I think Blair to the Nets is a pretty easy pick. New Jersey needs a beast in the post and that is exactly what Blair is. A monster. Even more impressive if you ignore his comparison to Tractor Traylor and him recently being red-flagged for bum knees. If you look at the Nets roster you can see that Blair would fit in nicely. Brook Lopez cannot do all the banging and low post scoring by himself. Ryan Anderson is talented but not really a banger and at this point I think the Nets would call Sean Williams and Josh Boone failures. And even if they wouldn’t, it’s clear that you don’t want to run plays through them in the post. Enter DeJuan Blair. They’re ok on the wing and a PG isn’t necessary with Devin Harris running the show so you get to fill a need without having to make much of a reach.
12. Charlotte Bobcats — Gerald Henderson
Call us crazy for not slotting Tyreke Evans in here, but the Bobcats have a history of drafting local boys (which could be a call made by ownership) and Gerald Henderson certainly fits that mold. That, coupled with the fact that Larry Brown almost always wants mature players who can contribute right away, makes Henderson a logical pick. You have no idea how hard it is not to trash MJ’s recent drafting, but our hunch is he’s going to play it safe with a familiar player from a traditional big-name school.
13. Indiana Pacers — Tyreke Evans
The Pacers need a PG and can get it with Tyreke Evans. One of the question marks around Evans is what position is he? 1? 2? Combo? What makes this work here is that the Pacers have a history of making combo guards work. Look at the Jarrett Jack/TJ Ford combo they ran with this year. Neither were a 1 or 2 but it almost got them to the playoffs. With Evans you get youth, ability and a strong skill set. In Indiana he gives them another playmaker to take some pressure off of Danny Granger. His size allows him to play both positions to give Jim O’Brien some flexibility when (if) Dunleavy comes back.
14. Phoenix Suns — Earl Clark
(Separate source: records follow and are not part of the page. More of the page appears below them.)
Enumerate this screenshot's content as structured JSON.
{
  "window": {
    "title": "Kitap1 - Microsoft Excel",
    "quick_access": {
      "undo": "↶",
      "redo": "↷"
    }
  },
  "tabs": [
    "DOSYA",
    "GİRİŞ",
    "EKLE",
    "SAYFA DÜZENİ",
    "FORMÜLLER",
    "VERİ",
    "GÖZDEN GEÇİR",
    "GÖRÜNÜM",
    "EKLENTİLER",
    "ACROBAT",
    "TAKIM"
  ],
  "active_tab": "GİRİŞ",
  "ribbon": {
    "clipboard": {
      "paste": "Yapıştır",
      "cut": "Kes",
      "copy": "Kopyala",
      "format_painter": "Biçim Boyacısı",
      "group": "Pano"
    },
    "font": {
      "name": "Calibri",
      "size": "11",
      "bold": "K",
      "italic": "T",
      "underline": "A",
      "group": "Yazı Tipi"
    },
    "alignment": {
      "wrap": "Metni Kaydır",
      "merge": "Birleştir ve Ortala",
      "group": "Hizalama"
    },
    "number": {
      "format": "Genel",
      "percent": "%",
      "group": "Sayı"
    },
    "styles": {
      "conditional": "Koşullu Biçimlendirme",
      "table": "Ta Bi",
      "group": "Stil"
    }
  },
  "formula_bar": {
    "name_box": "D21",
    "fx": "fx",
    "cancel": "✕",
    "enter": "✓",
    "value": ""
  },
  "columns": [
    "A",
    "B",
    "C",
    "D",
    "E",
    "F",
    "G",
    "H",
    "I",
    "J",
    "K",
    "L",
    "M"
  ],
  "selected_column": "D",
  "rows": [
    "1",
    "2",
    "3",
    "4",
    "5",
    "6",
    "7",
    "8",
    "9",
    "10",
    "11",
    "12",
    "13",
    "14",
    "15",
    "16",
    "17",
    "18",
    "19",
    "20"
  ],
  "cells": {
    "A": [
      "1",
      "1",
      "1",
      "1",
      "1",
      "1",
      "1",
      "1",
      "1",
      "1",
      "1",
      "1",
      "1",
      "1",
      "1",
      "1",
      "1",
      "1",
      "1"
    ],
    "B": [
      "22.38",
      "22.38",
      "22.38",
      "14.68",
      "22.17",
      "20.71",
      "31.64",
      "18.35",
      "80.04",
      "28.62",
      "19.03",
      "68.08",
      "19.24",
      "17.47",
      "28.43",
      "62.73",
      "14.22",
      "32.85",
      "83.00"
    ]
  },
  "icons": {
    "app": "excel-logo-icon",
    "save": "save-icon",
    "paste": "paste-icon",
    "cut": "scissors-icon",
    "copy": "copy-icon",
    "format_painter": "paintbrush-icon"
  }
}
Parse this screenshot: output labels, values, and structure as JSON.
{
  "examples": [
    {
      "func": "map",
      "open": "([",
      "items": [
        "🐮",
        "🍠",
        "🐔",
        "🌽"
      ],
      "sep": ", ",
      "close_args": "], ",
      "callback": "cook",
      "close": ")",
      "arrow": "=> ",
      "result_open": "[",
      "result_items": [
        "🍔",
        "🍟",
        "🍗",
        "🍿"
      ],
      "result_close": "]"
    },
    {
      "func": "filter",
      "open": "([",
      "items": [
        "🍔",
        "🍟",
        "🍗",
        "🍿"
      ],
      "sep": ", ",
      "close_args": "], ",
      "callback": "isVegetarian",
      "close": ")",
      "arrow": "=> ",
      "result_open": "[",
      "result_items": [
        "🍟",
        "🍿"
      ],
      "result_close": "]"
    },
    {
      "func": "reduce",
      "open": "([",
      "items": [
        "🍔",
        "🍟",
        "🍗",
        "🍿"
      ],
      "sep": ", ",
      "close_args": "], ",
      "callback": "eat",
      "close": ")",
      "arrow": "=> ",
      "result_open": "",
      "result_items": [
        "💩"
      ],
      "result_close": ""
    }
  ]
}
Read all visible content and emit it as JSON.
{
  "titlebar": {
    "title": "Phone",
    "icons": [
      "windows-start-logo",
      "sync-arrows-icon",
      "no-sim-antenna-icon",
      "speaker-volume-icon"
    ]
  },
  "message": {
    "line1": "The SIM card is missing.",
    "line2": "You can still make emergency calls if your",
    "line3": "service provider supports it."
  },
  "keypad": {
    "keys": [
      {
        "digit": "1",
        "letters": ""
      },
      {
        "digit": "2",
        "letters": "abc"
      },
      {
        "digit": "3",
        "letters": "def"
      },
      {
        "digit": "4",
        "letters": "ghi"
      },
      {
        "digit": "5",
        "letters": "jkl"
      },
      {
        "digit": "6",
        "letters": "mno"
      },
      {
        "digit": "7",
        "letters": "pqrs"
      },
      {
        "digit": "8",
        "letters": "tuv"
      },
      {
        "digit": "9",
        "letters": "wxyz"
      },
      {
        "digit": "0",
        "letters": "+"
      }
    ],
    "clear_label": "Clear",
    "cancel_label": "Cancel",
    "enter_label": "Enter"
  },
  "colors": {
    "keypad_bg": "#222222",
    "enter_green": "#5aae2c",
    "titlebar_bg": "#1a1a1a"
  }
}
Hmmm, what versatile forward has always projected to excel in an up-tempo system? Oh, that’s right, Lamar Odom. And what draft prospect compares to Odom? Mr. Clark. Sure, a successor to Steve Nash makes sense, too (Teague) but if the Suns are still in win-now mode (a big question with both them and Detroit) then Clark looks like the best plug-and-play option.